The US seems to be following in the footsteps of Australia, at least in terms of climate policy. Last week, Senators Sanders and Boxer introduced into Congress a Bill that establishes a carbon price. Like Australia’s Clean Energy Act, the US’s proposed Climate Protection Act would see the majority of carbon tax revenue flowing back to households to assist with rising energy prices. Also proposed, and comparable to Australia’s Clean Energy Finance Corporation, is a $500 billion program to co-invest in, or provide guarantees for, energy efficiency and renewable energy projects. Details of the US BillThere are a number of components to the Bill. It sets a 2050 target to reduce greenhouse gas em... Read more...

Introducing the Doha Climate Gateway

On 8 December 2012—a day later than scheduled—the 18th Conference of the Parties (COP18) to the United Nations Framework Convention on Climate Change (UNFCCC) concluded. With it, ended the Bali Roadmap (see previous FlagPost) and began the new era of climate change negotiations: that of the grandly-named Doha Climate Gateway. This FlagPost describes what the Gateway opens onto, and outlines some other items that were discussed (although possibly not resolved) at Doha.

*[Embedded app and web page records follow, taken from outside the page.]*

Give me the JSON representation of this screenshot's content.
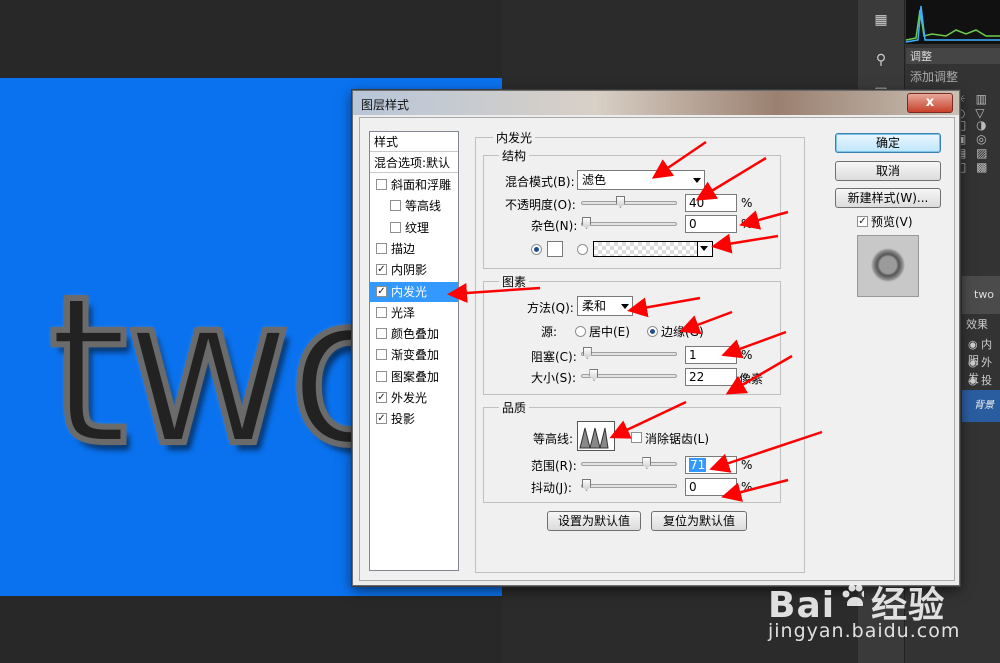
{
  "canvas": {
    "text": "two"
  },
  "right_panel": {
    "adjust_tab": "调整",
    "adjust_sub": "添加调整",
    "layer_name": "two",
    "effects_label": "效果",
    "effect_items": [
      "内阴",
      "外发",
      "投影"
    ],
    "background_layer": "背景"
  },
  "dialog": {
    "title": "图层样式",
    "close_symbol": "x",
    "styles_header": "样式",
    "blend_options": "混合选项:默认",
    "style_items": [
      {
        "label": "斜面和浮雕",
        "checked": false,
        "indent": false,
        "selected": false
      },
      {
        "label": "等高线",
        "checked": false,
        "indent": true,
        "selected": false
      },
      {
        "label": "纹理",
        "checked": false,
        "indent": true,
        "selected": false
      },
      {
        "label": "描边",
        "checked": false,
        "indent": false,
        "selected": false
      },
      {
        "label": "内阴影",
        "checked": true,
        "indent": false,
        "selected": false
      },
      {
        "label": "内发光",
        "checked": true,
        "indent": false,
        "selected": true
      },
      {
        "label": "光泽",
        "checked": false,
        "indent": false,
        "selected": false
      },
      {
        "label": "颜色叠加",
        "checked": false,
        "indent": false,
        "selected": false
      },
      {
        "label": "渐变叠加",
        "checked": false,
        "indent": false,
        "selected": false
      },
      {
        "label": "图案叠加",
        "checked": false,
        "indent": false,
        "selected": false
      },
      {
        "label": "外发光",
        "checked": true,
        "indent": false,
        "selected": false
      },
      {
        "label": "投影",
        "checked": true,
        "indent": false,
        "selected": false
      }
    ],
    "section_title": "内发光",
    "structure": {
      "legend": "结构",
      "blend_mode_label": "混合模式(B):",
      "blend_mode_value": "滤色",
      "opacity_label": "不透明度(O):",
      "opacity_value": "40",
      "noise_label": "杂色(N):",
      "noise_value": "0",
      "percent": "%"
    },
    "elements": {
      "legend": "图素",
      "method_label": "方法(Q):",
      "method_value": "柔和",
      "source_label": "源:",
      "source_center": "居中(E)",
      "source_edge": "边缘(G)",
      "choke_label": "阻塞(C):",
      "choke_value": "1",
      "size_label": "大小(S):",
      "size_value": "22",
      "size_unit": "像素"
    },
    "quality": {
      "legend": "品质",
      "contour_label": "等高线:",
      "antialias_label": "消除锯齿(L)",
      "range_label": "范围(R):",
      "range_value": "71",
      "jitter_label": "抖动(J):",
      "jitter_value": "0"
    },
    "buttons": {
      "make_default": "设置为默认值",
      "reset_default": "复位为默认值",
      "ok": "确定",
      "cancel": "取消",
      "new_style": "新建样式(W)...",
      "preview": "预览(V)"
    },
    "levels": {
      "opacity": 0.4,
      "noise": 0.0,
      "choke": 0.01,
      "size": 0.088,
      "range": 0.71,
      "jitter": 0.0
    }
  },
  "watermark": {
    "brand": "Bai",
    "brand2": "经验",
    "url": "jingyan.baidu.com"
  },
  "colors": {
    "canvas_blue": "#0a72ef",
    "selection": "#3399ff",
    "annotation_red": "#ff0000"
  }
}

Remembering the scienceOn 10 December 2012, the academic journal Nature Climate Change published research confirming that early predictions of possible temperature increases have proved accurate. The new research reinforces 200... Read more...